- **EXERCISE AIM**
Gather the lines below that include the string "Stock", copying each in full.

● ● ● ● ● ● ●

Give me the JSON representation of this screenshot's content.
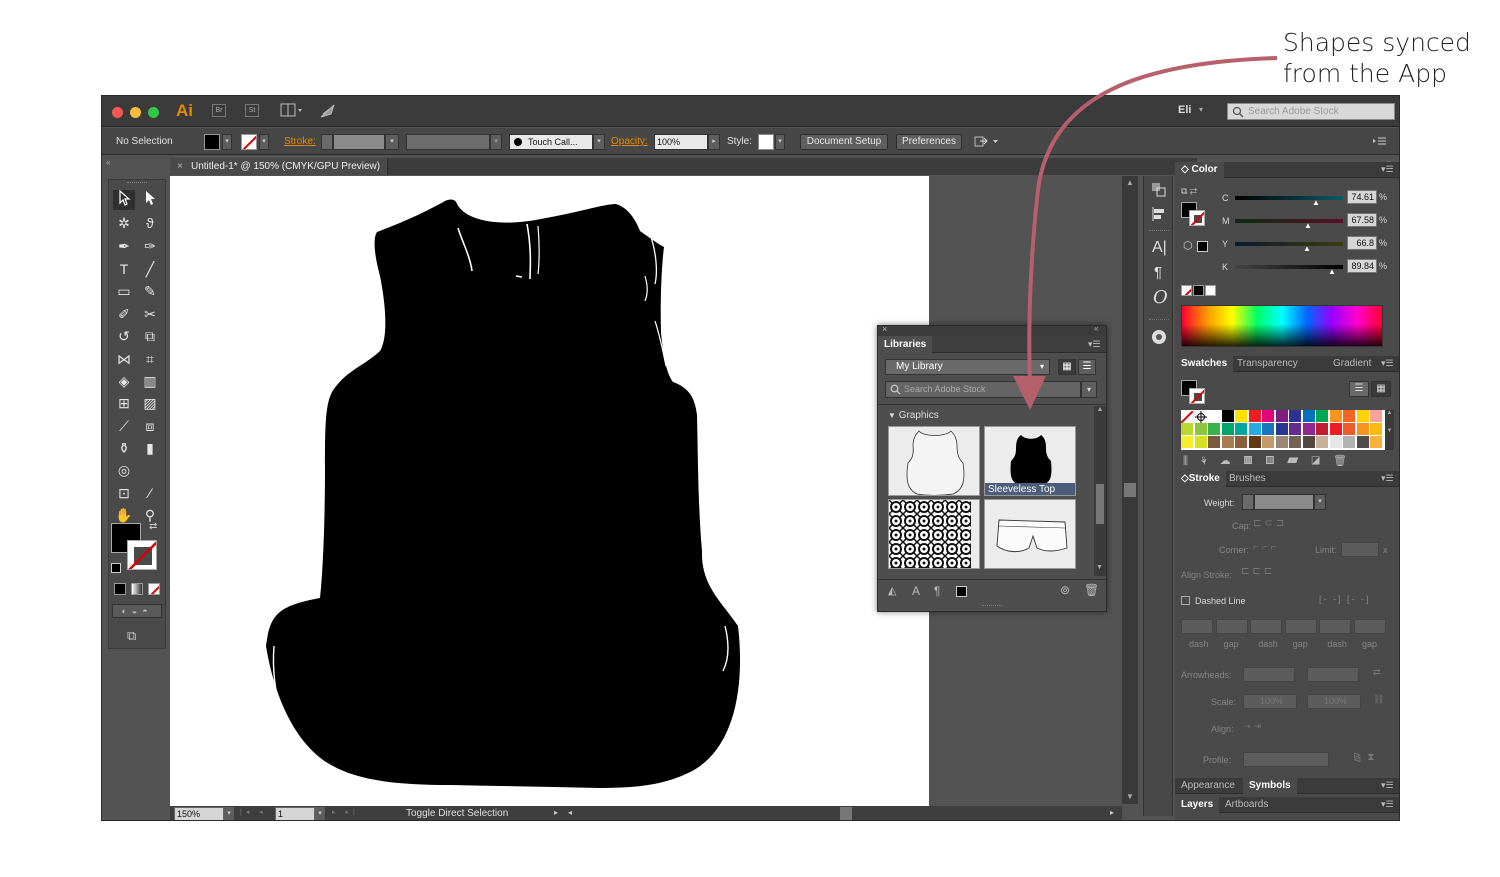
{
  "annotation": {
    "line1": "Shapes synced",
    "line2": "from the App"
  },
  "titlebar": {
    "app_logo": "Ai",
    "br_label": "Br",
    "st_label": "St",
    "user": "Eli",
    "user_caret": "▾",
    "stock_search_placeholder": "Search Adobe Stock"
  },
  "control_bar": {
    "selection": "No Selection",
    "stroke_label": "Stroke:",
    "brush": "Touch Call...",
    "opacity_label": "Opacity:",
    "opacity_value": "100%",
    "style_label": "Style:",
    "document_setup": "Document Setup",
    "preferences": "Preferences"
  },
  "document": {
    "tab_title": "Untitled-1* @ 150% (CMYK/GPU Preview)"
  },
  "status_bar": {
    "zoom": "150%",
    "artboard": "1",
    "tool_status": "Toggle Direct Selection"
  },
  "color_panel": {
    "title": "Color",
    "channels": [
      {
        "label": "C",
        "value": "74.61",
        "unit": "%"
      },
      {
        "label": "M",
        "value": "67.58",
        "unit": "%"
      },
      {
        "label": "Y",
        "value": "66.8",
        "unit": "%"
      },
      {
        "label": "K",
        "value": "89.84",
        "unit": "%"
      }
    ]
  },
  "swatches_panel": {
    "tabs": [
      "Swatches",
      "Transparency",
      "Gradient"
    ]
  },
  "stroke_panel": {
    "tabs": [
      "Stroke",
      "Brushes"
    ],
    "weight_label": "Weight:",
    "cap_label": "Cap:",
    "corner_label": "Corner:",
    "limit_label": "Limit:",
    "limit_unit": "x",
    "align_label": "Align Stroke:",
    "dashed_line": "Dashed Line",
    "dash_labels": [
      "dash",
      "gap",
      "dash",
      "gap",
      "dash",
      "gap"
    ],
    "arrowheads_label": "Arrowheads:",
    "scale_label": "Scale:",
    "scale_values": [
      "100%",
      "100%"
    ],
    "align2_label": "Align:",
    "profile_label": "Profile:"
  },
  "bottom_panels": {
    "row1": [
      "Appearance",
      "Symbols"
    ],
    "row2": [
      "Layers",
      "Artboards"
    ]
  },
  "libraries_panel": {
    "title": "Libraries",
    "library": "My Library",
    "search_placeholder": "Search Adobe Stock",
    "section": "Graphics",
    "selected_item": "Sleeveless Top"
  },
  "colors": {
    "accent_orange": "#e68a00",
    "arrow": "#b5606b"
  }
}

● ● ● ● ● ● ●

- **EXERCISE ANSWER**
    "stock_search_placeholder": "Search Adobe Stock"
    "search_placeholder": "Search Adobe Stock",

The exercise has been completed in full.